Zuckerberg's commentary was well received by analysts, just months after the Meta co-founder took responsibility for firing thousands of workers. "Our management theme for 2023 is the 'Year of Efficiency' and we're focused on becoming a stronger and more nimble organization," he said in a statement Wednesday.
Zuckerberg, 38, has led the company's pivot toward virtual reality, sinking billions into Meta's Reality Labs vertical. It's a costly maneuver that has earned him criticism from both analysts and activist investors, including Altimeter Capital's Brad Gerstner, who sees the gambit as a distraction from the company's core ad businesses.

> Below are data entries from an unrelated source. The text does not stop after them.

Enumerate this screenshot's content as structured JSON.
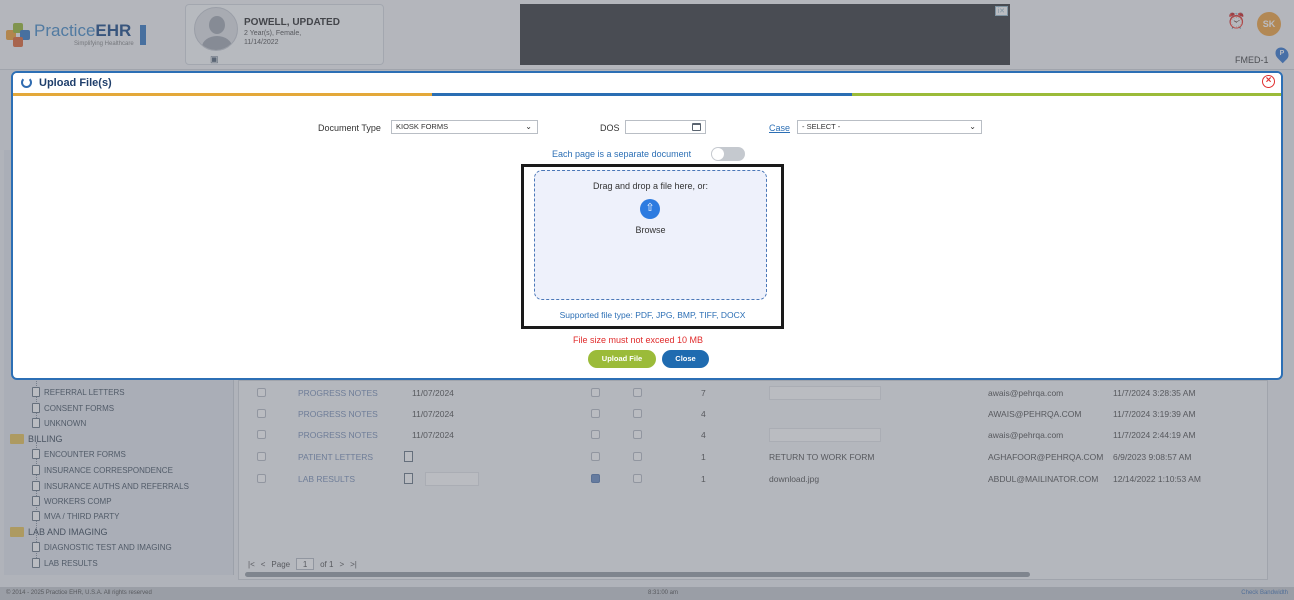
{
  "header": {
    "logo_text_light": "Practice",
    "logo_text_bold": "EHR",
    "logo_tagline": "Simplifying Healthcare",
    "patient": {
      "name": "POWELL, UPDATED",
      "age_sex": "2 Year(s), Female,",
      "dob": "11/14/2022"
    },
    "user_initials": "SK",
    "facility": "FMED-1",
    "pin_label": "P"
  },
  "modal": {
    "title": "Upload File(s)",
    "document_type_label": "Document Type",
    "document_type_value": "KIOSK FORMS",
    "dos_label": "DOS",
    "dos_value": "",
    "case_label": "Case",
    "case_value": "- SELECT -",
    "separate_doc_label": "Each page is a separate document",
    "drop_text": "Drag and drop a file here, or:",
    "browse_label": "Browse",
    "supported_types": "Supported file type: PDF, JPG, BMP, TIFF, DOCX",
    "size_warning": "File size must not exceed 10 MB",
    "upload_button": "Upload File",
    "close_button": "Close",
    "stripe_colors": [
      "#e3a83a",
      "#2a6eb3",
      "#9bbb39"
    ]
  },
  "sidebar": {
    "items": [
      {
        "label": "REFERRAL LETTERS",
        "type": "doc"
      },
      {
        "label": "CONSENT FORMS",
        "type": "doc"
      },
      {
        "label": "UNKNOWN",
        "type": "doc"
      },
      {
        "label": "BILLING",
        "type": "folder"
      },
      {
        "label": "ENCOUNTER FORMS",
        "type": "doc"
      },
      {
        "label": "INSURANCE CORRESPONDENCE",
        "type": "doc"
      },
      {
        "label": "INSURANCE AUTHS AND REFERRALS",
        "type": "doc"
      },
      {
        "label": "WORKERS COMP",
        "type": "doc"
      },
      {
        "label": "MVA / THIRD PARTY",
        "type": "doc"
      },
      {
        "label": "LAB AND IMAGING",
        "type": "folder"
      },
      {
        "label": "DIAGNOSTIC TEST AND IMAGING",
        "type": "doc"
      },
      {
        "label": "LAB RESULTS",
        "type": "doc"
      }
    ]
  },
  "grid": {
    "rows": [
      {
        "type": "PROGRESS NOTES",
        "date": "11/07/2024",
        "pages": "7",
        "desc": "",
        "user": "awais@pehrqa.com",
        "uploaded": "11/7/2024 3:28:35 AM",
        "checked": false,
        "icon": false
      },
      {
        "type": "PROGRESS NOTES",
        "date": "11/07/2024",
        "pages": "4",
        "desc": "",
        "user": "AWAIS@PEHRQA.COM",
        "uploaded": "11/7/2024 3:19:39 AM",
        "checked": false,
        "icon": false
      },
      {
        "type": "PROGRESS NOTES",
        "date": "11/07/2024",
        "pages": "4",
        "desc": "",
        "user": "awais@pehrqa.com",
        "uploaded": "11/7/2024 2:44:19 AM",
        "checked": false,
        "icon": false
      },
      {
        "type": "PATIENT LETTERS",
        "date": "",
        "pages": "1",
        "desc": "RETURN TO WORK FORM",
        "user": "AGHAFOOR@PEHRQA.COM",
        "uploaded": "6/9/2023 9:08:57 AM",
        "checked": false,
        "icon": true
      },
      {
        "type": "LAB RESULTS",
        "date": "",
        "pages": "1",
        "desc": "download.jpg",
        "user": "ABDUL@MAILINATOR.COM",
        "uploaded": "12/14/2022 1:10:53 AM",
        "checked": true,
        "icon": true
      }
    ],
    "pager": {
      "page_label": "Page",
      "page": "1",
      "of_label": "of 1"
    }
  },
  "footer": {
    "copyright": "© 2014 - 2025 Practice EHR, U.S.A. All rights reserved",
    "time": "8:31:00 am",
    "bandwidth": "Check Bandwidth"
  }
}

— CNBC's Michael Bloom and Jonathan Vanian contributed to this report.